The privacy Issue

- 210121

So last week, in preparing the Weekly Digest, I got talking to one of my team members about online privacy: why it mattered to me and what were the steps I’d taken to create more security or privacy for myself online.

The prompt for our exchange was the flurry of news following the change of privacy policy from WhatsApp owner Facebook and its implications for users.


Parent company Facebook CEO Mark Zuckerberg announced back in 2019 that they would be working to merge their three messaging platforms - Facebook, Instagram and Whatsapp. At the time, it seemed to me like an obvious move to bolster revenue: facilitating marketers to service the 2.6 billion users from the three apps (at the time of the announcement).

Nonetheless, this and other updates rolled out on Instagram, shows that Facebook has no intention to keep the platforms truly autonomous. This is a fact which is seen as a strong reversal from the intentions at the time of acquisition of the two apps.

While all three platforms were ordered to incorporate end-to-end encryption, at the time, Facebook stated it was aiming to “build the best messaging experiences we can; and people want ‘messaging’ to be fast, simple, reliable and private.” It added: “We’re working on making more of our messaging products end-to-end encrypted and considering ways to make it easier to reach friends and family across networks.”

However, according to Mike Isaac in the New York Times 'The integration plan raises privacy questions because of how users’ data may be shared between services. WhatsApp currently requires only a phone number when new users sign up. By contrast, Facebook and Facebook Messenger ask users to provide their true identities. Matching Facebook and Instagram users to their WhatsApp handles could give pause to those who prefer to keep their use of each app separate.'

Recently, I signed up for a short online course and discovered after having paid for it the course participants would be prompted into interacting via a private Facebook group. I recoiled and messaged the course administrator to let them know that I wouldn’t be participating on the platform. They apologised and assured me of the group’s privacy, to which I responded: “Sure, but I don't trust Facebook."


Why am I so distrusting of Facebook’s policy around ad-tracking online? I already let Google track me, most of the time, so what’s the difference?

I sat there with my giant home-made latte and pondered this question. Somehow, in the past few years, Facebook had become a business that was not my friend. It doesn’t ‘feel’ like it’s on my side.

This got me asking: what makes users, or customers, move away from businesses?

It’s not just what was said about the company, it was what they did or didn’t do and indeed, how that made me feel.

I hope you are all familiar with Simon Sinek’s original Ted Talk, where he presents this important statement: “People don’t buy WHAT you do, they buy WHY you do it.”

So I am not ‘buying’ Facebook and as many others, I am getting weary of Instagram, largely because of how these platforms make me feel.

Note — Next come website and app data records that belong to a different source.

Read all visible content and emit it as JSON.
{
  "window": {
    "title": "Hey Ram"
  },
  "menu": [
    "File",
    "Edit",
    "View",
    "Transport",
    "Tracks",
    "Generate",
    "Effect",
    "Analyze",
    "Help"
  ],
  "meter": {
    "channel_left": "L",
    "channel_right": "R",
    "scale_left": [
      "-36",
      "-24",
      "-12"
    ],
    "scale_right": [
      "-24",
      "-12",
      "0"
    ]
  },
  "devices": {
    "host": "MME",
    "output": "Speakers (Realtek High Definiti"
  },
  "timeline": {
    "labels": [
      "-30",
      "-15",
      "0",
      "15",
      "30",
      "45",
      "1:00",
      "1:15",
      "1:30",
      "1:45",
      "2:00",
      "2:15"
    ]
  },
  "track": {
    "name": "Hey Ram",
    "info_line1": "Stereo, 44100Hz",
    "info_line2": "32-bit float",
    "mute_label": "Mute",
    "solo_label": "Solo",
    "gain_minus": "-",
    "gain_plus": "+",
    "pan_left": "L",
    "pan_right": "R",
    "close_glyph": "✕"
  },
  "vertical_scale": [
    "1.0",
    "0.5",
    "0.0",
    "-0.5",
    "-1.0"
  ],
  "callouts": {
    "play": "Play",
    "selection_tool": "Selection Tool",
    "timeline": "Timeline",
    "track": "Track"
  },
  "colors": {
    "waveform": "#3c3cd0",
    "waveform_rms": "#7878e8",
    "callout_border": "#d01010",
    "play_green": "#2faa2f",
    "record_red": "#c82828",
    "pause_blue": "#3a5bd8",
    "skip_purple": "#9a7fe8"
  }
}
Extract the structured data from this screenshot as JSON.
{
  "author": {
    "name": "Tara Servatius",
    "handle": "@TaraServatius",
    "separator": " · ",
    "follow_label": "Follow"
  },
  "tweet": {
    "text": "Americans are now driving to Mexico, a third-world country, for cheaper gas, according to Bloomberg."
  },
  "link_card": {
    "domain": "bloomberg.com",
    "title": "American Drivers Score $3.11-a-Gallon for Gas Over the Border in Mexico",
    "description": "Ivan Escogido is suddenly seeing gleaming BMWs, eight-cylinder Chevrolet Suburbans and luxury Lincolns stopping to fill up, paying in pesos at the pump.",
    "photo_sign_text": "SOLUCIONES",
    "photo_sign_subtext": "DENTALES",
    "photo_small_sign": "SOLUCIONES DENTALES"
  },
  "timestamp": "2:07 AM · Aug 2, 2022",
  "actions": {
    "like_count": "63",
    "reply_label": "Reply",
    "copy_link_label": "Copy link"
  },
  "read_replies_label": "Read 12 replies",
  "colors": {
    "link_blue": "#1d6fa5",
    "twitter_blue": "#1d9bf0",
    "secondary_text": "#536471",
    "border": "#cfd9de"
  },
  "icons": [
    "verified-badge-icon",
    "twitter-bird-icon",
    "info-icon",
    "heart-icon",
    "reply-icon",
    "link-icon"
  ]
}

This reminded me of Brené Brown'sNetflix 'Call to Courage' talk, where she explains what builds trust and what erodes it. Helpfully, she’s made this into a handy PDF. Brown is a social scientist, so these findings are heavily backed by data. Just starting with the first one, I can see in big bold letters why I am shying away from the social media giant, though of course, the rest including the 'Vault' and 'Integrity' seem to be two major areas of trust erosion for me.


BOUNDARIES | You respect my boundaries, and when you’re not clear about what’s okay and not okay, you ask. You’re willing to say no.

RELIABILITY | You do what you say you’ll do. At work, this means staying aware of your competencies and limitations so you don’t over-promise and are able to deliver on commitments and balance competing priorities.

ACCOUNTABILITY | You own your mistakes, apologize, and make amends.

VAULT | You don’t share information or experiences that are not yours to share. I need to know that my confidences are kept and that you’re not sharing with me any information about other people that should be confidential.

INTEGRITY | You choose courage over comfort. You choose what is right over what is fun, fast, or easy. And you choose to practice your values rather than simply professing them.

NON-JUDGEMENT | I can ask for what I need, and you can ask for what you need. We can talk about how we feel without judgment.

The smaller we are, the easier it is to deliver against our purpose, our mission, and remain aligned with our values. By contrast, the larger companies become, the harder it is to continue to do the harder work of being accountable, doing what is right for people (inside and outside the organisation) and respecting privacy boundaries because often revenue is chosen over respect.

I have noticed that brands with a clear sense of purpose have fared better; maybe not financially, but those with a stronger sense of their place in the world were able to cut through the noise and get noticed. Patagonia stands out for me, though there are many others.


Back to your business: now is a good time to sit down and talk about values. In an ideal world, what we want is to find customers who believe what we believe. For our companies to thrive, we don’t need millions of clients. In the words of Kevin Kelly, we may just need 1000 true fans.

Working on your values, examining your intentions towards your clients, your suppliers, and dare I say our planet, is essential if you want the right people to find you. Tepid sentiments (or marketing campaigns) and murky values rarely enthuse people. You know what you’ve got to do.